When there, if I asked historical questions about the local native communities and tribal groups, the answer would be given in detail, but if I asked about the current situation or recent times at all, there seemed to be a total divide, almost a non-interest. This was explained simply with, “they’re on the reservations.” Never have I known ‘out of sight, out of mind’ to be more true, and I hated it. I felt like by accepting this answer, I was contributing to what I see as a big problem.
On the last full day of my visit, speeding through the giant landscapes of Northern Utah along those endless roads (just like you see in the American road trip films) my companions and I started to get a serious hankering for coffee. Not that filter nonsense Americans love so much either, but a cup of quality, foamy goodness. This Kiwi girl was hoping for a flat white of course, but somehow I didn’t think I was likely to find it out here. After a search of epic proportions involving the tracking down of 3 places (in the middle of nowhere, mind) that were closed, Google told us there was a coffee house back up the road a few miles, so we backtracked. All this for caffeine, I know...
The place was called Kahpeeh Kah-ahn, a Coffee House owned and run by the Ute Indian Tribe on the Uintah and Ouray Reservation and it was exceptional... we’re talking proper coffee with milk steamed to perfection, which is hard enough to find anywhere in the United States, let alone in the middle of the open road. The staff were super friendly, and the place even had a coffee-on-wheels joint, allowing them to hit the road and bring their brilliant brew to caffeine-fiends all over the place... A.K.A. lucky people.
After the experience I’d been so aware of having the week leading up to this, it was refreshing, inspiring and honestly something of a relief to stop by. To see a Native American-owned and operated business doing its thing, and doing it damn well.
I have since discussed this experience and my thoughts with lots of people, and I know there is a bigger, profoundly problematic picture within Native American populations which I definitely did not see during my trip.

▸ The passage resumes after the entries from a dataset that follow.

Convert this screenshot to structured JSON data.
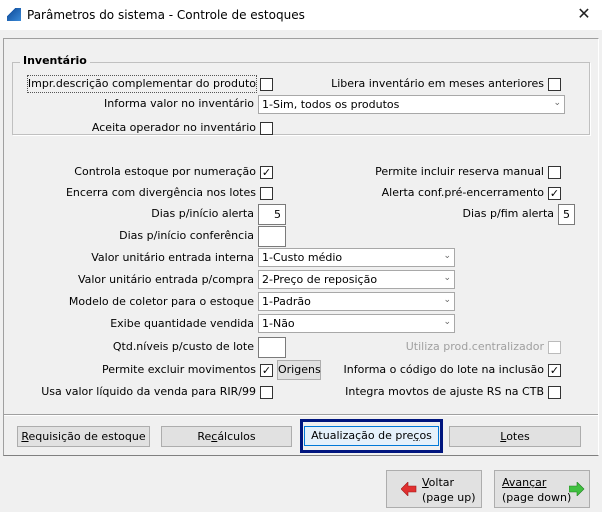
{
  "window": {
    "title": "Parâmetros do sistema - Controle de estoques",
    "close": "✕"
  },
  "inventario": {
    "legend": "Inventário",
    "impr_desc": {
      "label": "Impr.descrição complementar do produto",
      "checked": false
    },
    "libera": {
      "label": "Libera inventário em meses anteriores",
      "checked": false
    },
    "informa_valor": {
      "label": "Informa valor no inventário",
      "value": "1-Sim, todos os produtos"
    },
    "aceita_operador": {
      "label": "Aceita operador no inventário",
      "checked": false
    }
  },
  "fields": {
    "controla_numeracao": {
      "label": "Controla estoque por numeração",
      "checked": true,
      "mark": "✓"
    },
    "permite_reserva": {
      "label": "Permite incluir reserva manual",
      "checked": false
    },
    "encerra_divergencia": {
      "label": "Encerra com divergência nos lotes",
      "checked": false
    },
    "alerta_conf": {
      "label": "Alerta conf.pré-encerramento",
      "checked": true,
      "mark": "✓"
    },
    "dias_inicio_alerta": {
      "label": "Dias p/início alerta",
      "value": "5"
    },
    "dias_fim_alerta": {
      "label": "Dias p/fim alerta",
      "value": "5"
    },
    "dias_inicio_conf": {
      "label": "Dias p/início conferência",
      "value": ""
    },
    "valor_entrada_interna": {
      "label": "Valor unitário entrada interna",
      "value": "1-Custo médio"
    },
    "valor_entrada_compra": {
      "label": "Valor unitário entrada p/compra",
      "value": "2-Preço de reposição"
    },
    "modelo_coletor": {
      "label": "Modelo de coletor para o estoque",
      "value": "1-Padrão"
    },
    "exibe_qtd": {
      "label": "Exibe quantidade vendida",
      "value": "1-Não"
    },
    "qtd_niveis": {
      "label": "Qtd.níveis p/custo de lote",
      "value": ""
    },
    "utiliza_prod": {
      "label": "Utiliza prod.centralizador",
      "checked": false,
      "disabled": true
    },
    "permite_excluir": {
      "label": "Permite excluir movimentos",
      "checked": true,
      "mark": "✓"
    },
    "origens_button": "Origens",
    "informa_codigo_lote": {
      "label": "Informa o código do lote na inclusão",
      "checked": true,
      "mark": "✓"
    },
    "usa_valor_liquido": {
      "label": "Usa valor líquido da venda para RIR/99",
      "checked": false
    },
    "integra_movtos": {
      "label": "Integra movtos de ajuste RS na CTB",
      "checked": false
    }
  },
  "buttons": {
    "requisicao": {
      "pre": "",
      "key": "R",
      "post": "equisição de estoque"
    },
    "recalculos": {
      "pre": "Re",
      "key": "c",
      "post": "álculos"
    },
    "atualizacao": {
      "pre": "Atualização de pre",
      "key": "ç",
      "post": "os"
    },
    "lotes": {
      "pre": "",
      "key": "L",
      "post": "otes"
    }
  },
  "nav": {
    "voltar": {
      "key": "V",
      "post": "oltar",
      "sub": "(page up)"
    },
    "avancar": {
      "key": "A",
      "post": "vançar",
      "sub": "(page down)"
    }
  },
  "colors": {
    "focus": "#00157e",
    "back_arrow": "#e03030",
    "next_arrow": "#40c040"
  }
}
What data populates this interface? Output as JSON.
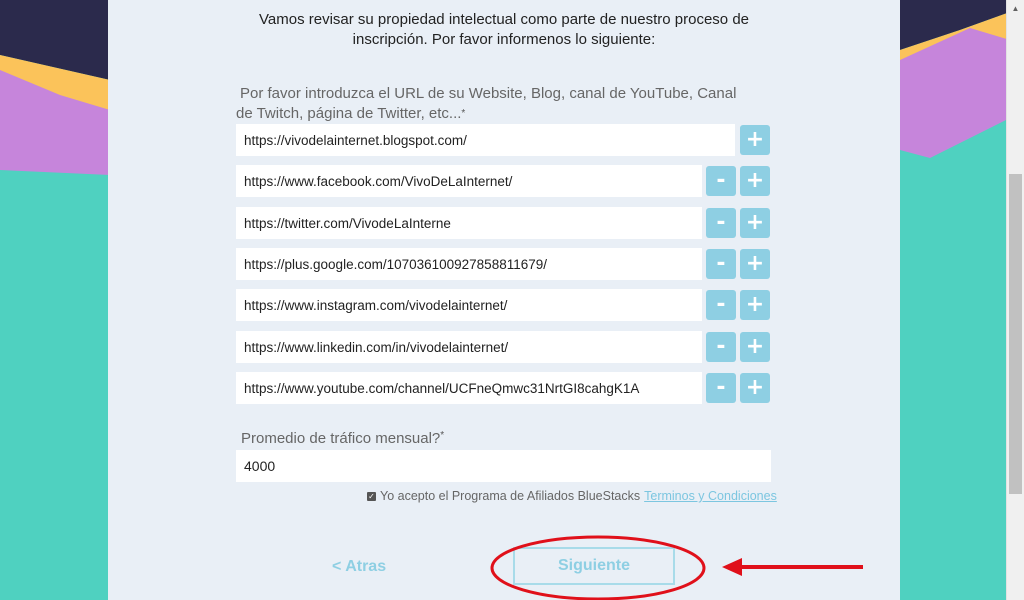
{
  "intro": {
    "line1": "Vamos revisar su propiedad intelectual como parte de nuestro proceso de",
    "line2": "inscripción. Por favor informenos lo siguiente:"
  },
  "url_section": {
    "label_line1": "Por favor introduzca el URL de su Website, Blog, canal de YouTube, Canal",
    "label_line2": "de Twitch, página de Twitter, etc...",
    "required_mark": "*",
    "urls": [
      "https://vivodelainternet.blogspot.com/",
      "https://www.facebook.com/VivoDeLaInternet/",
      "https://twitter.com/VivodeLaInterne",
      "https://plus.google.com/107036100927858811679/",
      "https://www.instagram.com/vivodelainternet/",
      "https://www.linkedin.com/in/vivodelainternet/",
      "https://www.youtube.com/channel/UCFneQmwc31NrtGI8cahgK1A"
    ],
    "add_label": "+",
    "remove_label": "-"
  },
  "traffic": {
    "label": "Promedio de tráfico mensual?",
    "required_mark": "*",
    "value": "4000"
  },
  "terms": {
    "checked": true,
    "text": "Yo acepto el Programa de Afiliados BlueStacks",
    "link": "Terminos y Condiciones"
  },
  "nav": {
    "back_label": "< Atras",
    "next_label": "Siguiente"
  },
  "colors": {
    "accent": "#8ecfe3",
    "annotation": "#e0101a",
    "panel": "#e9eff6",
    "teal": "#4fd1c0",
    "navy": "#2b2a4c",
    "purple": "#c685db",
    "yellow": "#fbc35a"
  }
}
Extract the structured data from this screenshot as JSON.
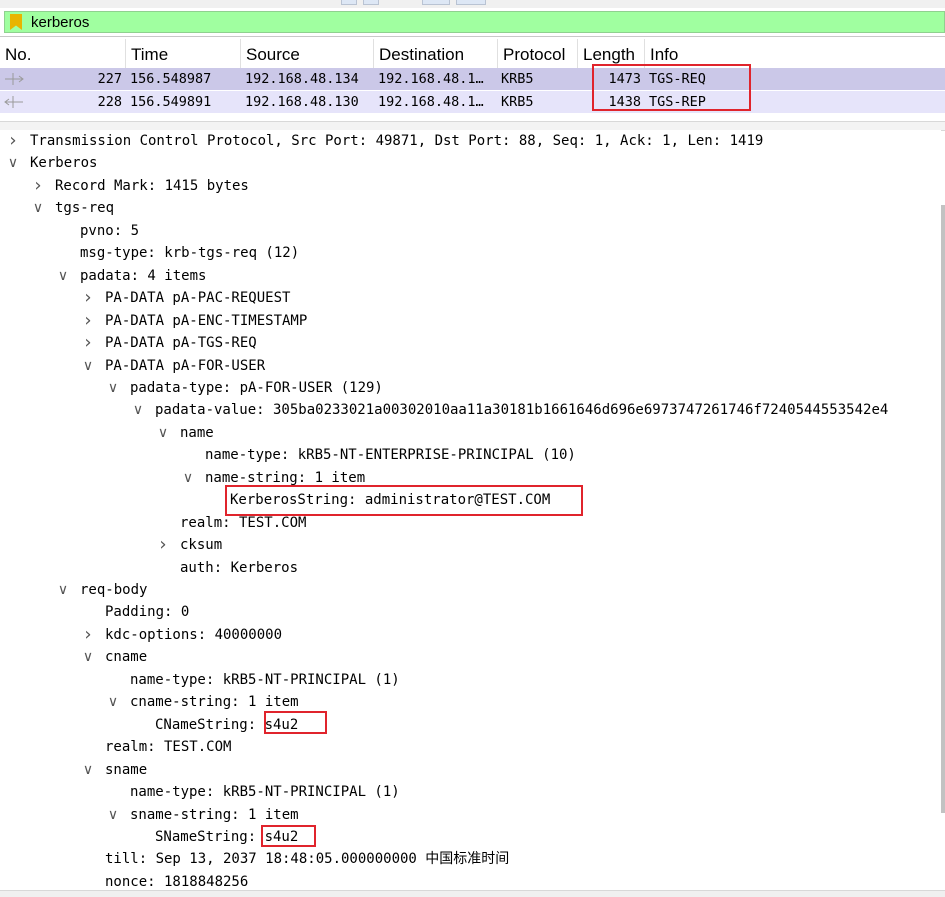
{
  "filter": {
    "text": "kerberos",
    "icon": "bookmark-icon"
  },
  "packet_list": {
    "columns": [
      "No.",
      "Time",
      "Source",
      "Destination",
      "Protocol",
      "Length",
      "Info"
    ],
    "rows": [
      {
        "no": "227",
        "time": "156.548987",
        "source": "192.168.48.134",
        "destination": "192.168.48.1…",
        "protocol": "KRB5",
        "length": "1473",
        "info": "TGS-REQ",
        "direction": "request"
      },
      {
        "no": "228",
        "time": "156.549891",
        "source": "192.168.48.130",
        "destination": "192.168.48.1…",
        "protocol": "KRB5",
        "length": "1438",
        "info": "TGS-REP",
        "direction": "response"
      }
    ]
  },
  "details": {
    "lines": [
      {
        "text": "Transmission Control Protocol, Src Port: 49871, Dst Port: 88, Seq: 1, Ack: 1, Len: 1419",
        "expander": "collapsed"
      },
      {
        "text": "Kerberos",
        "expander": "expanded"
      },
      {
        "text": "Record Mark: 1415 bytes",
        "expander": "collapsed"
      },
      {
        "text": "tgs-req",
        "expander": "expanded"
      },
      {
        "text": "pvno: 5",
        "expander": "none"
      },
      {
        "text": "msg-type: krb-tgs-req (12)",
        "expander": "none"
      },
      {
        "text": "padata: 4 items",
        "expander": "expanded"
      },
      {
        "text": "PA-DATA pA-PAC-REQUEST",
        "expander": "collapsed"
      },
      {
        "text": "PA-DATA pA-ENC-TIMESTAMP",
        "expander": "collapsed"
      },
      {
        "text": "PA-DATA pA-TGS-REQ",
        "expander": "collapsed"
      },
      {
        "text": "PA-DATA pA-FOR-USER",
        "expander": "expanded"
      },
      {
        "text": "padata-type: pA-FOR-USER (129)",
        "expander": "expanded"
      },
      {
        "text": "padata-value: 305ba0233021a00302010aa11a30181b1661646d696e6973747261746f7240544553542e4",
        "expander": "expanded"
      },
      {
        "text": "name",
        "expander": "expanded"
      },
      {
        "text": "name-type: kRB5-NT-ENTERPRISE-PRINCIPAL (10)",
        "expander": "none"
      },
      {
        "text": "name-string: 1 item",
        "expander": "expanded"
      },
      {
        "text": "KerberosString: administrator@TEST.COM",
        "expander": "none"
      },
      {
        "text": "realm: TEST.COM",
        "expander": "none"
      },
      {
        "text": "cksum",
        "expander": "collapsed"
      },
      {
        "text": "auth: Kerberos",
        "expander": "none"
      },
      {
        "text": "req-body",
        "expander": "expanded"
      },
      {
        "text": "Padding: 0",
        "expander": "none"
      },
      {
        "text": "kdc-options: 40000000",
        "expander": "collapsed"
      },
      {
        "text": "cname",
        "expander": "expanded"
      },
      {
        "text": "name-type: kRB5-NT-PRINCIPAL (1)",
        "expander": "none"
      },
      {
        "text": "cname-string: 1 item",
        "expander": "expanded"
      },
      {
        "text": "CNameString: s4u2",
        "expander": "none"
      },
      {
        "text": "realm: TEST.COM",
        "expander": "none"
      },
      {
        "text": "sname",
        "expander": "expanded"
      },
      {
        "text": "name-type: kRB5-NT-PRINCIPAL (1)",
        "expander": "none"
      },
      {
        "text": "sname-string: 1 item",
        "expander": "expanded"
      },
      {
        "text": "SNameString: s4u2",
        "expander": "none"
      },
      {
        "text": "till: Sep 13, 2037 18:48:05.000000000 中国标准时间",
        "expander": "none"
      },
      {
        "text": "nonce: 1818848256",
        "expander": "none"
      }
    ]
  },
  "colors": {
    "filter_valid": "#a0ffa0",
    "selected_row": "#cbc8e8",
    "alt_row": "#e6e4fa",
    "annotation": "#e0242c"
  }
}
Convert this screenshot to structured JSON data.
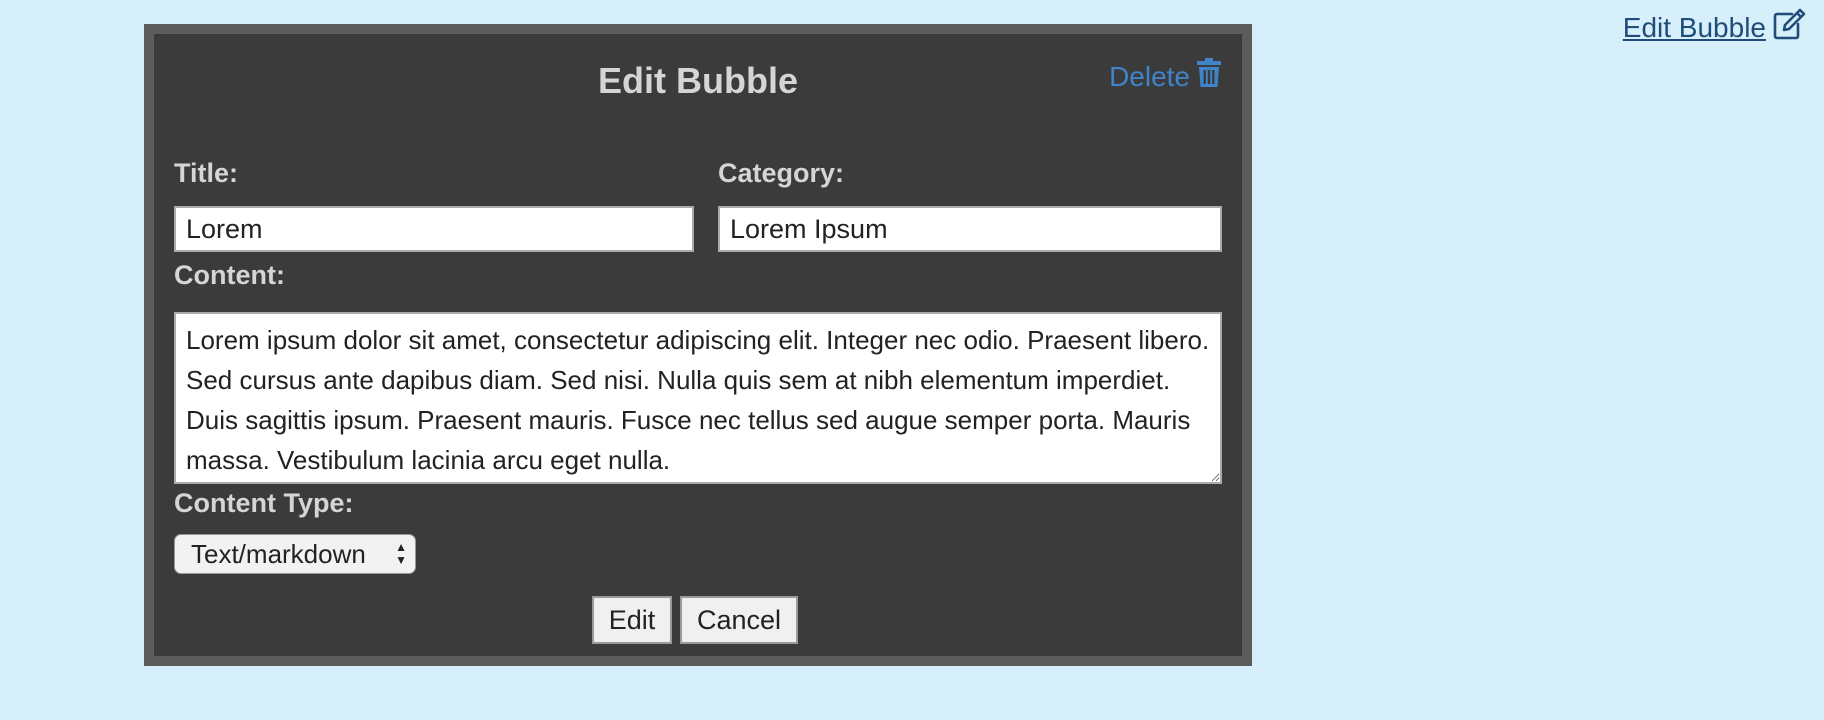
{
  "top_link": {
    "label": "Edit Bubble",
    "icon": "edit-icon"
  },
  "dialog": {
    "title": "Edit Bubble",
    "delete_label": "Delete",
    "delete_icon": "trash-icon",
    "delete_color": "#3f83c8",
    "fields": {
      "title_label": "Title:",
      "title_value": "Lorem",
      "category_label": "Category:",
      "category_value": "Lorem Ipsum",
      "content_label": "Content:",
      "content_value": "Lorem ipsum dolor sit amet, consectetur adipiscing elit. Integer nec odio. Praesent libero. Sed cursus ante dapibus diam. Sed nisi. Nulla quis sem at nibh elementum imperdiet. Duis sagittis ipsum. Praesent mauris. Fusce nec tellus sed augue semper porta. Mauris massa. Vestibulum lacinia arcu eget nulla.",
      "content_type_label": "Content Type:",
      "content_type_value": "Text/markdown"
    },
    "buttons": {
      "edit": "Edit",
      "cancel": "Cancel"
    }
  },
  "colors": {
    "page_background": "#d6effb",
    "dialog_background": "#3b3b3b",
    "dialog_border": "#5c5c5c",
    "link": "#1f4d7a"
  }
}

A picture which paints a pretty sad cycle aided by the complete segregation of these designated reservations from the rest of American society and the utter lack of support and love and interest... something I just can’t get my head around.
I admit there’s so much I don’t know and can’t understand about the wider situation... I can’t understand how it has been able to get this bad, how this has ever been able to happen. But I do understand that it needs to change, desperately. I don’t pretend to know how, and I also acknowledge that as an outside, my ability to do anything to help is limited. But I do know that when I go back to the States for future travel, I am not going to go along to museums to ‘ooh’ and ‘aah’ at relics from a culture that still exists right down the road. I am not going to look back on the beauty of a culture and a people that was and ignore a culture and a people that is.
If you’re heading to North America and have a similar mindset, get in touch with the team at the Native Wellness Institute, lead by Jillene, who told me she is happy to help connect visitors to Native businesses, cultural gatherings and an experience that allow you to see and feel Native communities in a proactive and supportive way.
And if you’re passing through Utah, make sure to stop by Kahpeeh Kah-ahn to try what can only be described aone of the best coffees in the West!